Passing it through my pasta machine was a bit of a challenge, but with perseverance and sheer determination I managed to get some lovely strands of fettuccine…and it was well worth the effort too. Ok, it’s not as amazingly wonderful as regular glutenous pasta but when you have no choice and must be gluten free then this is a fantastic compromise and I’m here to tell you that I’ll definitely be doing it again. I think my next challenge will be to come up with gluten free gnocchi….ohhh, I’m drooling at the thought.
So back to my pasta…..the dough is a lot more fragile than regular glutenous pasta so you’ll need to work in smaller batches and not make the strands of fettuccine (or spaghetti if you prefer) shorter than you normally would and you certainly can’t roll it as thinly as regular pasta. I found that number 3 on my machine was as thin as I could go, when I used to go right up to number 6 or 7 for wheat based pasta. If you don’t have the luxury of a pasta machine, you can still make it, just roll out between 2 sheets of baking paper then cut into strands as wide as you desire. Make sure that you roll the dough as thinly as possible first though otherwise you may just end up with a stodgy mess once cooked.
Once made, you can store in the fridge for a few days or even freeze it. This quantity makes 500 grams
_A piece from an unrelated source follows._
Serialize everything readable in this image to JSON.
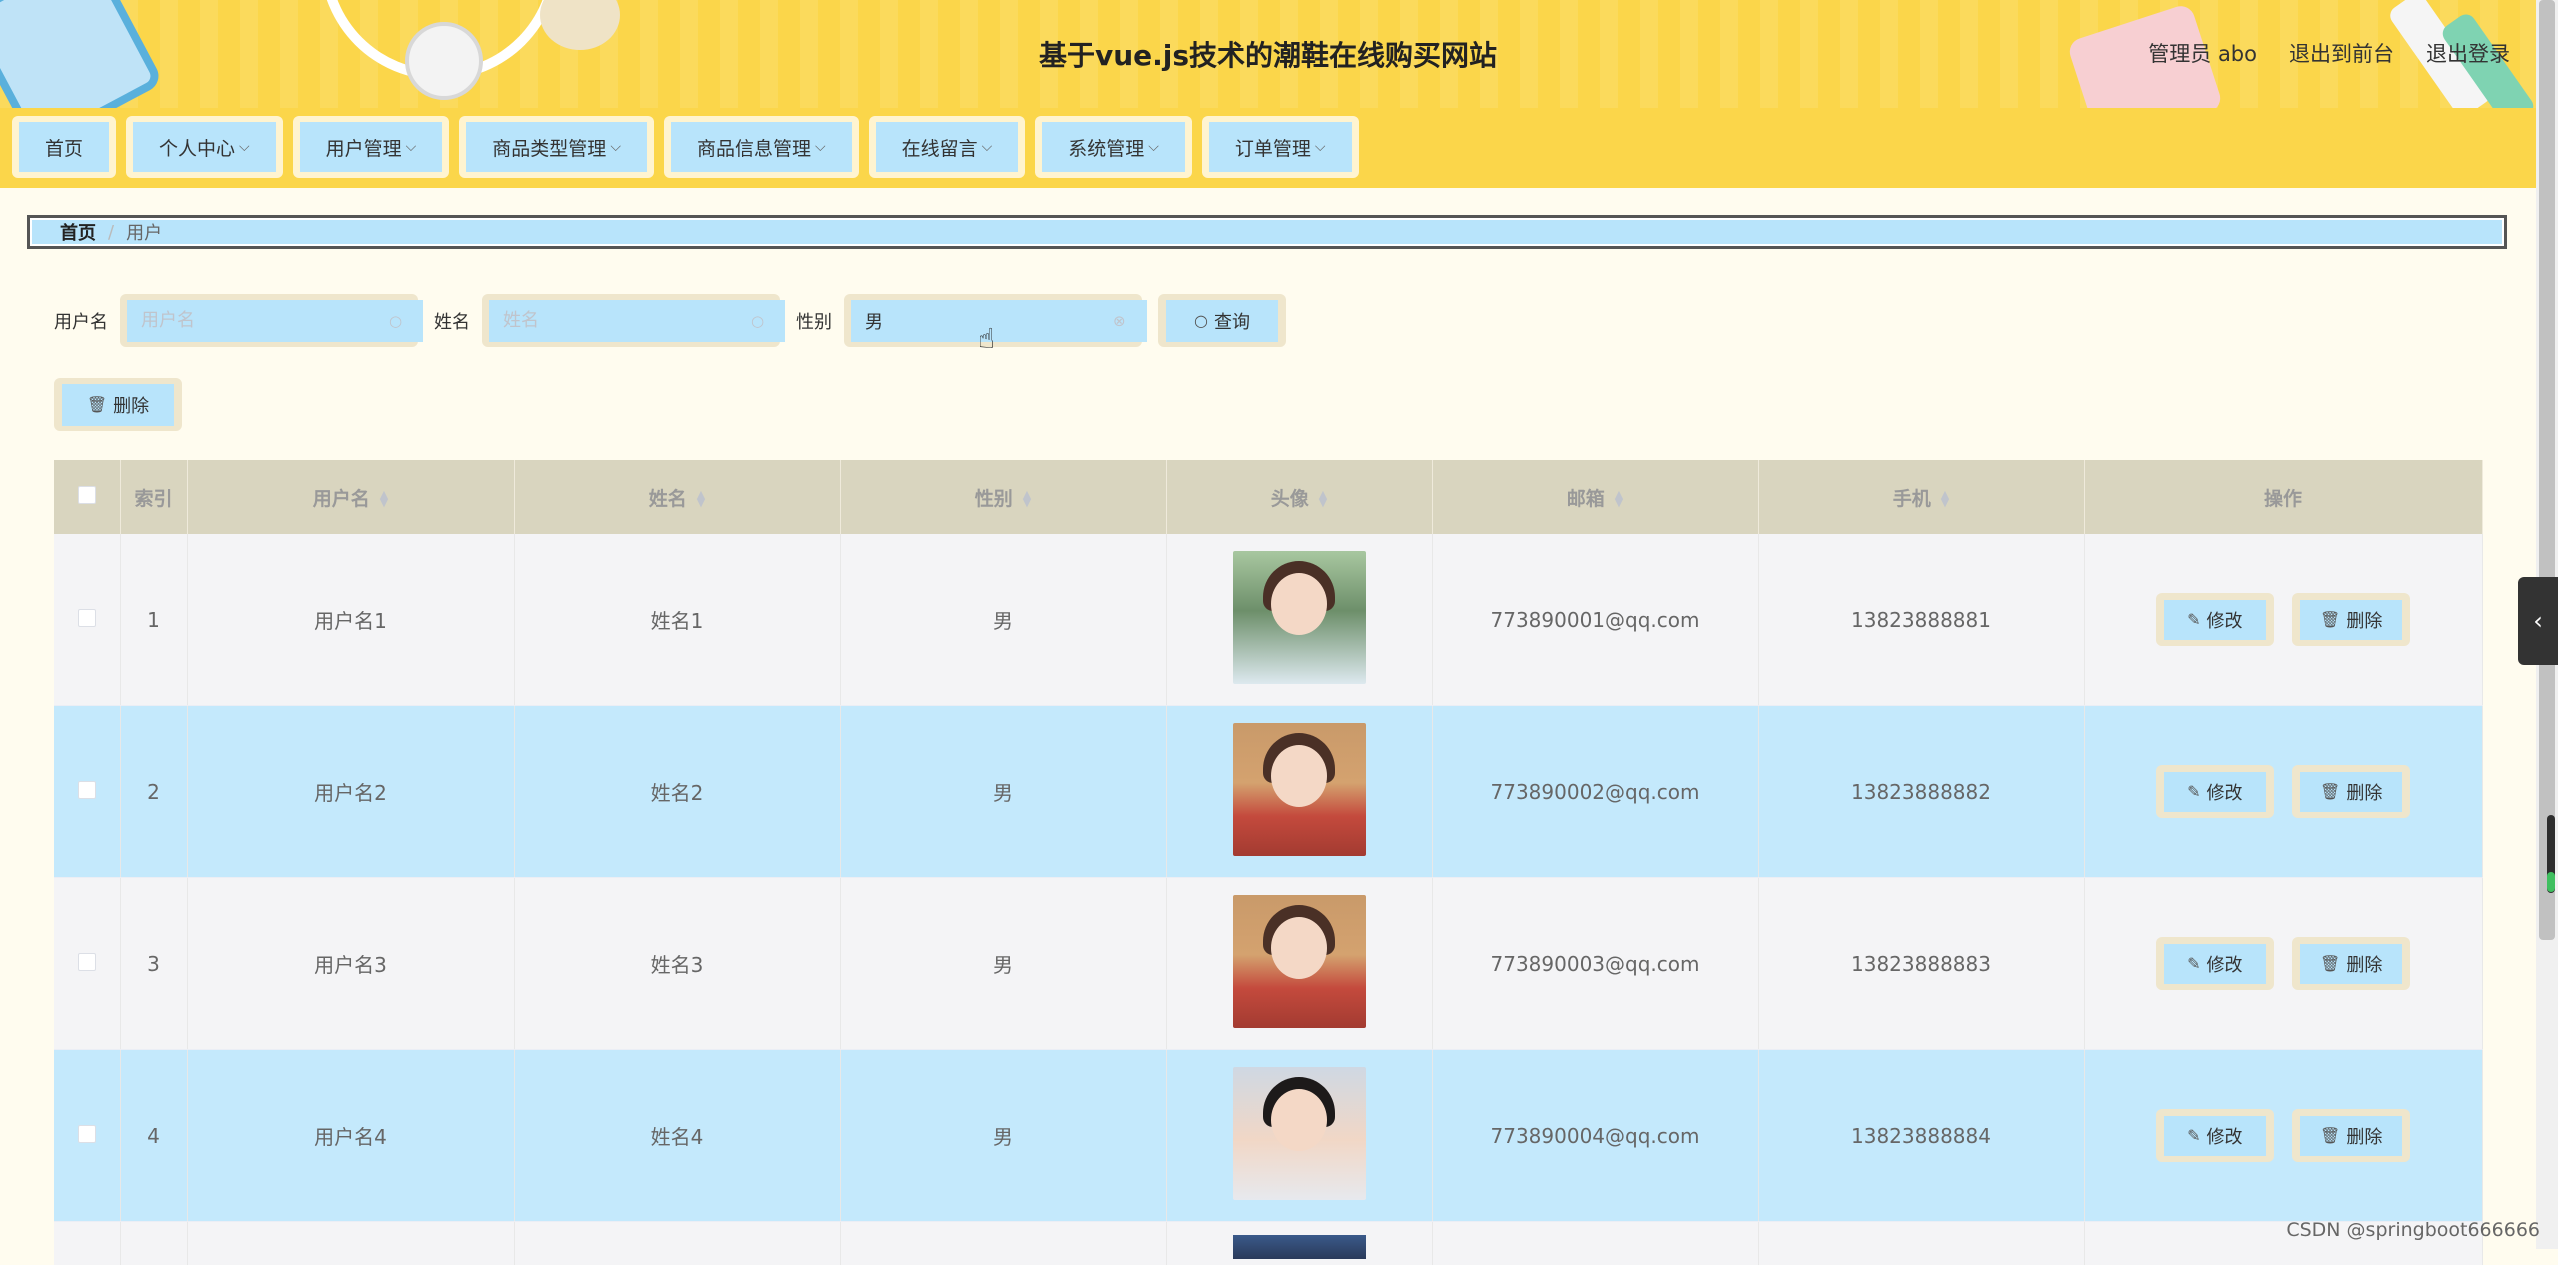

3/4 cup of rice flour
1/2 cup of tapioca flour (or arrowroot)
1/4 cup of besan flour (chickpea/gram flour)
1/4 cup of quinoa flour
1/2 tsp of xanthan gum
3 large eggs (I used 700g eggs)
1/2 tsp of salt
Mix all the dry ingredients together. Now, you can do this straight onto the bench or in a large bowl then turn out for kneading, make a well in the centre of the flour, crack in the eggs and mix to form a dough, adding a little water if the dough is too dry or a little extra rice flour if too wet. Knead into a smooth ball, wrap in plastic wrap and rest for 30 minutes. Cut into 8 pieces (for easier handling) then roll out each piece individually to make your pasta, but keep the remaining dough well wrapped to ensure it doesn’t dry out. Use an extra sprinkling of rice flour if the dough gets sticky while rolling and when you’ve cut your pasta ribbons, coat in rice flour to prevent the strands sticking together. Store in the fridge until you’re ready to use. To cook, bring a large pot of water to the boil then add the pasta and a little salt. Cook for about 3 minutes or until just tender. Drain and top with your favourite sauce.